Students of classical yoga will recognize this term from studying Patanjali’s Yoga Sutras, where sage Patanjali describes the ‘super human powers’ one can attain through the rigors of Yogic sadhana.  Sadhana of any kind aims at complete and total transformation and transcendence of all that is mundane, all that we know to be possible, and all that we previously assumed of ourself. 

One of the important instructions I have been given by my own Gurus (whether it be my Mokhsa Guru who gave me a personal meditation/worship practice, my Kalaripayattu or music teachers, or my Odissi Guru)… Sadhana is done EVERY DAY, no matter what.  No matter how we “feel”.  It is our duty, our life, our very source of power and self-knowledge.

So today I write you from my solitary confinement, on home lock down at my tiny house in Rajasthan.  Since this whole crisis began to unfold, I have found my moods swinging between extremes.  From hopeful and optimistic… to frustration and lack of motivation.  The stress of being separated from my husband while his situation grows more complicated and the fear of the unknown we are all facing… I must admit it has been a challenging time!

But we have been training for this!  The thread that runs through each day of my life, whether a happy day or a day clouded by fear… is sadhana.  Whether I want to or not; whether I feel inspired to, or not… I keep forging on with my daily practices of dance, yoga and meditation.  This gift and self-responsibility given to me by my Gurus has become the foundation of my days and my very outlook on life.  One thing I notice its that always, always – I walk away from my sadhana feeling better.

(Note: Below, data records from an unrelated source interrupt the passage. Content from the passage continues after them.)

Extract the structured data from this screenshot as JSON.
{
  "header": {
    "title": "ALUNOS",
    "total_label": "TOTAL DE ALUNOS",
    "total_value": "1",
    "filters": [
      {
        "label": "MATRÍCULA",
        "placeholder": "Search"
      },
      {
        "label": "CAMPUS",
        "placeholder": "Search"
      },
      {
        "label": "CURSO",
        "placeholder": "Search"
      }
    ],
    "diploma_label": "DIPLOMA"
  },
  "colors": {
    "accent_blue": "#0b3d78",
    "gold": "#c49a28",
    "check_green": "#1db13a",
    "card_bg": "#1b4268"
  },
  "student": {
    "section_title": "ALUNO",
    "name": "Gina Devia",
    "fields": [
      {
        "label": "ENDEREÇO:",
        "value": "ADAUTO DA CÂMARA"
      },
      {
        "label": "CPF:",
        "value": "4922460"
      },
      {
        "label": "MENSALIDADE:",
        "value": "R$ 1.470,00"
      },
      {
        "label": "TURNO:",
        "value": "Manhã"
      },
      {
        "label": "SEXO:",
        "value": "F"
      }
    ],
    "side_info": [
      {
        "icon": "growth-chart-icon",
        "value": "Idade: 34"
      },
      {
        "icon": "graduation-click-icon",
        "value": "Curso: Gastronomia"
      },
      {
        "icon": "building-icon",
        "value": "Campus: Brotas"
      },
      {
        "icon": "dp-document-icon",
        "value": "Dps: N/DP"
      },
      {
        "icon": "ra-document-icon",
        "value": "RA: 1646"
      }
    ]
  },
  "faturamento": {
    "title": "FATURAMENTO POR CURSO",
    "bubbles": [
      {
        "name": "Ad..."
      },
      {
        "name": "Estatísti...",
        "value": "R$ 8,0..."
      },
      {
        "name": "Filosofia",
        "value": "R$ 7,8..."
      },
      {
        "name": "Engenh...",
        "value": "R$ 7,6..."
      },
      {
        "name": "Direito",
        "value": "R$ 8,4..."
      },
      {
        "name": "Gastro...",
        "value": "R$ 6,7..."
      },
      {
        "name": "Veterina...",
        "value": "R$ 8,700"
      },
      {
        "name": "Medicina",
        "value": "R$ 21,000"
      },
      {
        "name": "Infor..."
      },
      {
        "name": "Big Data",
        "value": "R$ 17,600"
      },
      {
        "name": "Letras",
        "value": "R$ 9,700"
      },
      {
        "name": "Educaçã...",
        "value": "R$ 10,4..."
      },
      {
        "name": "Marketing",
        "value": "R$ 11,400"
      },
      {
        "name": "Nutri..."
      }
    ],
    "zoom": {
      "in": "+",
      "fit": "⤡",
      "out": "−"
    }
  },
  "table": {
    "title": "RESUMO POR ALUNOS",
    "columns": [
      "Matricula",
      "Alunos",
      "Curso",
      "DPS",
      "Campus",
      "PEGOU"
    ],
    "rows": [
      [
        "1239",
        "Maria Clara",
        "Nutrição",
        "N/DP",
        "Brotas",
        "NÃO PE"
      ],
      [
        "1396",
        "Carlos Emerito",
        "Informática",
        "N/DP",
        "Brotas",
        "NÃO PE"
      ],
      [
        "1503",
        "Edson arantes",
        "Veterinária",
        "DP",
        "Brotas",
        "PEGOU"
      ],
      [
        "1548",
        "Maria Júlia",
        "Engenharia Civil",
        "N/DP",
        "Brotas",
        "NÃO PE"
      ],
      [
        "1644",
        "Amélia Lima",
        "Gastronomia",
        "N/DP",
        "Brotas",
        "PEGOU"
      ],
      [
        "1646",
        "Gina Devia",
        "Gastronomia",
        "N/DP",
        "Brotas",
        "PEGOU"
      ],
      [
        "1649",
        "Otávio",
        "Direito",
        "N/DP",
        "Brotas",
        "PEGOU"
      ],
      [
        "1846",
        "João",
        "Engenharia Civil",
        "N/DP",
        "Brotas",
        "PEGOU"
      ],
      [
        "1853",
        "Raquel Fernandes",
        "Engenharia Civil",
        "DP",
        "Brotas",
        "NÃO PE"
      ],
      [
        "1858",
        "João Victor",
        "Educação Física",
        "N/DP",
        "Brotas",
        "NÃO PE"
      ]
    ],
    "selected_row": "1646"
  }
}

One thing I reminded our students of in the last theory class at SSD in Session #2  was: “You are not ordinary people.  Stop setting your standards at the mediocrity of the general mass of our societies.  You are Extra-Ordinary!”.  This is the commitment we make when we enter into the world of sadhana, those ‘rules’ of behavior and thought assumed by the mass of society no longer apply us.  When we choose sadhana, we willingly recalibrate our vision of life and set our sights on a higher vision of life and ART.